Face Equality International is an alliance of international Non-Governmental Organisations (NGOs), which are working at national, regional or international levels to promote the campaign for ‘face equality’.

Open Letter from Face Equality International

To challenge Amazon TV’s casting of people with facial differences in the new Lord of the Rings series

“If we tell the world that people with facial differences are monsters, we tell every child who is born with, or who acquires a facial difference, that they too are a monster.”

We want to draw your urgent attention to the serious harm caused by the advert seeking ‘funky-looking people’ for the new Amazon TV series as reported here, and in turn the negative impacts that will ensue if real-life people with facial differences are asked to play non-human, monster-like Orcs.

We assume the individuals sought with “overbite, face burns, long skinny limbs, deep cheek bones, lines on your face, acne scars, ears that stick out, bulbous or interesting noses, small eyes, big eyes, skinny faces, missing bones” will be cast as the Orcs. These non-human creatures are the most immoral, villainous and reviled characters in the stories whose very appearance is designed to invoke fear and disdain. It is unfair, disgusting and degrading to ask people with facial differences to play such roles.

Through this casting, the TV series will also undoubtedly perpetuate an old and out-dated face-ist stereotype in young minds: that people with facial differences are morally deficient, baddies, monsters to be feared and avoided. It will also justify more general ridicule and abuse in public places: over a quarter of people with a visible difference have experienced a hate crime in their lives. This coupled with low expectations and achievement at school, fear of abuse online and at work, are common experiences for people with facial differences, at any age.

This face-ist stereotype continues to corrupt minds (adults’ and children’s) giving them ammunition and permission to continue oppressive behaviours and attitudes. Throughout history, theatre, film and the creative industries have exercised artistic freedoms to create negative depictions of minority groups, and so have produced harmful stereotypes which, in turn, led to discriminatory societal behaviours. Famously, the racial depiction in ‘Birth of a Nation’ or the trans character Buffalo Bill in ‘Silence of the Lambs’ have both incited hatred and distaste for minority groups who have historically been mocked or discriminated against.

We know that far too often, people with facial differences have suffered insulting bullying and name-calling after other Hollywood ‘baddies’ came on the screen. Like Two-Face, The Joker, Scar (from the Lion King), Freddy Krueger, and the many facially-different villains in the Bond movies — the upcoming Bond film ‘No Time to Die’ will have Rami Malek made up with prosthetic scarring to repeat the trick.

For children with a cleft lip and palate, facial burns, a hairy birthmark, acne or eczema, a squint or other unusual facial feature, their self-esteem and confidence can be dented for years when they see themselves represented so negatively. If we tell the world that people with facial differences are monsters, we tell every child who is born with, or who acquires a facial difference, that they too are a monster. Why would a responsible industry wish to force this fate upon anyone?

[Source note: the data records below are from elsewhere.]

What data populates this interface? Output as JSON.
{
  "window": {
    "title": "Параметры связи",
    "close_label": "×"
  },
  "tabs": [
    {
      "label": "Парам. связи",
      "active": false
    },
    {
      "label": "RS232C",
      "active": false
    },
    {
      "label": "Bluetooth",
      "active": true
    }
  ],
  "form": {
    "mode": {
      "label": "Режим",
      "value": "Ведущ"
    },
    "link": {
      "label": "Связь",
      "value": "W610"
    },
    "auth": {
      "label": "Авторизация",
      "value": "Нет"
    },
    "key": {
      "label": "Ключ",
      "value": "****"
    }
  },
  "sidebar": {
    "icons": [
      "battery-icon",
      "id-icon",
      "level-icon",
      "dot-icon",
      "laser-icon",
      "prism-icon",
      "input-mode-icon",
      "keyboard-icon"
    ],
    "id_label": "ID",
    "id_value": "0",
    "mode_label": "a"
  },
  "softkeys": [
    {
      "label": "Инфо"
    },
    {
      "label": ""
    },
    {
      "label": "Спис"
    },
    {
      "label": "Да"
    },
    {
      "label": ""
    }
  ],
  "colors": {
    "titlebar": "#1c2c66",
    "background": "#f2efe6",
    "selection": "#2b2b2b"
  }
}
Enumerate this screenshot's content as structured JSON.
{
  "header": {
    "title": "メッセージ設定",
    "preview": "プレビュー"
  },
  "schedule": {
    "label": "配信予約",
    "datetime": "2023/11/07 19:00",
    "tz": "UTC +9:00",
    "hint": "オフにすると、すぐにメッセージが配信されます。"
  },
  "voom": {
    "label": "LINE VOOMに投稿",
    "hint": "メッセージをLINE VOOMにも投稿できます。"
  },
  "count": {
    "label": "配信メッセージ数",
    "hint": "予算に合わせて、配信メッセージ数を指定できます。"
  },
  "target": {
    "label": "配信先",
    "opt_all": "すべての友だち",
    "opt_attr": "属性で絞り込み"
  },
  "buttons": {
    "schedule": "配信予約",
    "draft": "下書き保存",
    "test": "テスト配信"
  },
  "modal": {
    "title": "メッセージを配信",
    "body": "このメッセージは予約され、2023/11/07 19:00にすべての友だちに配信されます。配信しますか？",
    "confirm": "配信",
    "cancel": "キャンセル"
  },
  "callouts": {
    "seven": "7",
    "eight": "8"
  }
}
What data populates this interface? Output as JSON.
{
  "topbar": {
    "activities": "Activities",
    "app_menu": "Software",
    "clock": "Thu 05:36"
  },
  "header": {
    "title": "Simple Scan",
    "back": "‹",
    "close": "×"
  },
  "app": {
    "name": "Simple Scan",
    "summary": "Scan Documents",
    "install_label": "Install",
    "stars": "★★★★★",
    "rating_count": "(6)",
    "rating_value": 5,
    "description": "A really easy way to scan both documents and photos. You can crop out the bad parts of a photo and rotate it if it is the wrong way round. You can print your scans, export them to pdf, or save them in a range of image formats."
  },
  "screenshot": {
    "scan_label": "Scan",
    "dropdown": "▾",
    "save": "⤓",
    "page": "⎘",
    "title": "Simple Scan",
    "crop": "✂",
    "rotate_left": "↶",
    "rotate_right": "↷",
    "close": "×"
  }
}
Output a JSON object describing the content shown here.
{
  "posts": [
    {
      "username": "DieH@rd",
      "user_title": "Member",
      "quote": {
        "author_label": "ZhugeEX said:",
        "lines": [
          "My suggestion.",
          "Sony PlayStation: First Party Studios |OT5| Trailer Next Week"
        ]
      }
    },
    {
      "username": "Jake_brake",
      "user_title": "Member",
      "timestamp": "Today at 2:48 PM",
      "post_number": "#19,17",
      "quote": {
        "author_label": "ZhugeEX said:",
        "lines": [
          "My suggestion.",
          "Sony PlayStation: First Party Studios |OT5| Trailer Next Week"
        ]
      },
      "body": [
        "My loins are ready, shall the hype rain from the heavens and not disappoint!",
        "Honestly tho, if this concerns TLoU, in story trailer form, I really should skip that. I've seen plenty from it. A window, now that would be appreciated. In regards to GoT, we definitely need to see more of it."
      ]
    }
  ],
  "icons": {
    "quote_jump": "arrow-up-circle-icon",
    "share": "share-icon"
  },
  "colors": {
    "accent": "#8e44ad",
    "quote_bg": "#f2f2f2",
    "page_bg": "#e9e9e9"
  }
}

As a worldwide community of 36 NGOs representing and supporting people who have facial differences, we call on people from across our global societies to challenge this casting process.

We cannot achieve face equality — nor race equality — until creative professionals who have the power to influence culture so profoundly, can accept the role and responsibility they have to banish detrimental stereotypes.

Some film-makers and funders such as the British Film Institute have already realised that it is simply wrong to continue to portray ‘baddies’ with facial scars, asymmetry and skin conditions as they pledged to no longer fund films using this damaging trope.

Together, let us put undeniable pressure on the Amazon TV producers, directors and owner, Jeff Bezos who played an active role in securing this series.

We encourage them and everyone involved in the film and TV industries to commit to responsible casting and media portrayals.

Watch this film, to find out what face equality means to people with facial differences.


The Members of Face Equality International


How you can help 

Please help us…

It is profoundly unfair, disgusting and degrading to ask people with facial differences to play non-human, monster-like roles.

We are calling upon the makers of the new Amazon Prime TV series, along with the wider TV and film industry and the general public to address the serious harms caused by the casting call for people with facial differences to play Orcs and other non-human characters.

In December 2019, our founder, James Partridge wrote a letter to the Guardian to explain how problematic this casting process is. We also attempted to get the attention of the makers, but sadly we received no response. In June 2020, news of another casting call came to light, and so we have issued this open letter to gather mass solidarity and to call into question the abhorrent, detrimental impact this casting will have on people with facial differences and in turn the attitudes of wider society.

Please find our open letter here, and share it as widely as possible.

Help us to halt the damage that this casting call has done.

See below to view the casting call, or read the full advert here.